A course like St. Lawrence’s Fed Challenge that is based on constantly-changing dynamics and data can’t be limited to their regular class time on Tuesdays and Thursdays. Throughout the semester, the students and professors spent countless late nights collaborating at the Owen D. Young Library as they researched, planned, and practiced their presentations for the challenge.

They learn a lot of transferable skills,” Bansak says. “Sharing documents, planning ahead and helping each other in a team-based learning type of environment using all sorts of technology helps develop camaraderie and collegiality between the students and the faculty that is unrivaled.”

That camaraderie was critical for success in New York City, where the team gave a 15-minute presentation consisting of their findings of the current state of the economy, its risk factors, the team’s projections, and their monetary policy recommendation, followed by 15 minutes of questions from the judges.

Another highlight for the class has been the support they have had from the Laurentian community as they prepared for competition. In addition to Bansak and Assistant Professor of Economics Shuwei Zhang, Lynn Smith Fox, spouse of President William L. Fox ’75 and former senior official of the Federal Reserve Board of Governors, offered her expertise, as did numerous St. Lawrence alumni working in finance who met with the class and made themselves available for video chats throughout the process.

“One of the most important parts of the class has been St. Lawrence’s alumni network,” says Ryan Donohue ’20. “They helped us shape our presentation and allowed us to bounce ideas off of them as well as formulate our answers for the Q&A part, which gave us the chance to really formulate our answers and think about things more deeply. Their willingness to help our class get really involved with the whole process is something that’s really special about the St. Lawrence alumni network.”

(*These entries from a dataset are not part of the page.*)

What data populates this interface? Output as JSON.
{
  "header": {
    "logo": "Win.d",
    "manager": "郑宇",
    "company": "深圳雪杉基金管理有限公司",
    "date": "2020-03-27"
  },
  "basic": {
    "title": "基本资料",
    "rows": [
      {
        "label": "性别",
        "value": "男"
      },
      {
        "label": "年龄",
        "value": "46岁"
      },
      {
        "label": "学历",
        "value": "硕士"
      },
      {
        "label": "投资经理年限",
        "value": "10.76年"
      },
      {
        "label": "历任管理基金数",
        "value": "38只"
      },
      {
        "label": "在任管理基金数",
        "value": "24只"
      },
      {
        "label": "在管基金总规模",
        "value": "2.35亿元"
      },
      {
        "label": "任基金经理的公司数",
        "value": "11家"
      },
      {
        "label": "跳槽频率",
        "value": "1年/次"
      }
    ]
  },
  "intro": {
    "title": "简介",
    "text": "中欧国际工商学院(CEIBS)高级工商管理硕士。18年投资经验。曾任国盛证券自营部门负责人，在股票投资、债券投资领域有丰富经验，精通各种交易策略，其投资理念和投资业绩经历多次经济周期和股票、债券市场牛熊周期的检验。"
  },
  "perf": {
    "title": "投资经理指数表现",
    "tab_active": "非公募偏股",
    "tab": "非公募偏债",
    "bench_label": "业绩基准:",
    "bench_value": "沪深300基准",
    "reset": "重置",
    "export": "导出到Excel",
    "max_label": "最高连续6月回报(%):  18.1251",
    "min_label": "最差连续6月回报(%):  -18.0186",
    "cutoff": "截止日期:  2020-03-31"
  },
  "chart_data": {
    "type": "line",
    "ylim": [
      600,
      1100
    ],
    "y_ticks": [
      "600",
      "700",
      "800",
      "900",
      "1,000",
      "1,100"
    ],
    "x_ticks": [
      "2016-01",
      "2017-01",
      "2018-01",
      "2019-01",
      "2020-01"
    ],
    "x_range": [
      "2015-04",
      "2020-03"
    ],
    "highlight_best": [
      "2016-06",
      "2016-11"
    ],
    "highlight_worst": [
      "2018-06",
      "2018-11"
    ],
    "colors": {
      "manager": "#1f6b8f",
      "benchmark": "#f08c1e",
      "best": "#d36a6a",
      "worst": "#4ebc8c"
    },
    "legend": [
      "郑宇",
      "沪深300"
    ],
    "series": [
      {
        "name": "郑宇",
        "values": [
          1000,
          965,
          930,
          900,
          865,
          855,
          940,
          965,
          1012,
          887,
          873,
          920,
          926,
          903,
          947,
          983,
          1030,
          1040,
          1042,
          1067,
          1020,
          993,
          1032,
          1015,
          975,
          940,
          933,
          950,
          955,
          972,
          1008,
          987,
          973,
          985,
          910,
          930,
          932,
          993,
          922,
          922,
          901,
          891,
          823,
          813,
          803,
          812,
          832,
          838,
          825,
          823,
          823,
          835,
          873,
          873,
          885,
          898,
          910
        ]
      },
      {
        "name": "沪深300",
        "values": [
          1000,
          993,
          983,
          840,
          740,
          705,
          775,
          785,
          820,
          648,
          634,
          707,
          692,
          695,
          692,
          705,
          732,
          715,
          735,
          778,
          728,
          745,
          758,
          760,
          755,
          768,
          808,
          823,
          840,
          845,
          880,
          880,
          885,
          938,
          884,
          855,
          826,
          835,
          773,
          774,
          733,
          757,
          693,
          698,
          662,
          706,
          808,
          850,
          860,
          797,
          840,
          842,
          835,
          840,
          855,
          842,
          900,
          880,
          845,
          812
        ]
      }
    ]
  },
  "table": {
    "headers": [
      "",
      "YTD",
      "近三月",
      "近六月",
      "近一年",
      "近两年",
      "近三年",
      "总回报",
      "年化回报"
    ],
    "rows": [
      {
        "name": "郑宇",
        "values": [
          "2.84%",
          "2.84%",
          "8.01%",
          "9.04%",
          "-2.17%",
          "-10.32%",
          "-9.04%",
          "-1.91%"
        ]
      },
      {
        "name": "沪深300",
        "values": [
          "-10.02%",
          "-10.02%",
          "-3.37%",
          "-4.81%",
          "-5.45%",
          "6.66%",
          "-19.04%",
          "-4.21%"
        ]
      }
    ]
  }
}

As students taking the course reflected on the past semester’s experience, they note how their St. Lawrence liberal arts experience has inspired them to get excited about sharing complex data with others in compelling ways.

“One of the best pieces of advice I learned during this class was that I need to be able to take the data and tell a story,” says Jack Gorman ’22. “You might have all of this data and information from your sources, but if you can’t string it together in a meaningful way, it’s not going to mean anything to anyone. It’s important to be able to articulate why it all matters.”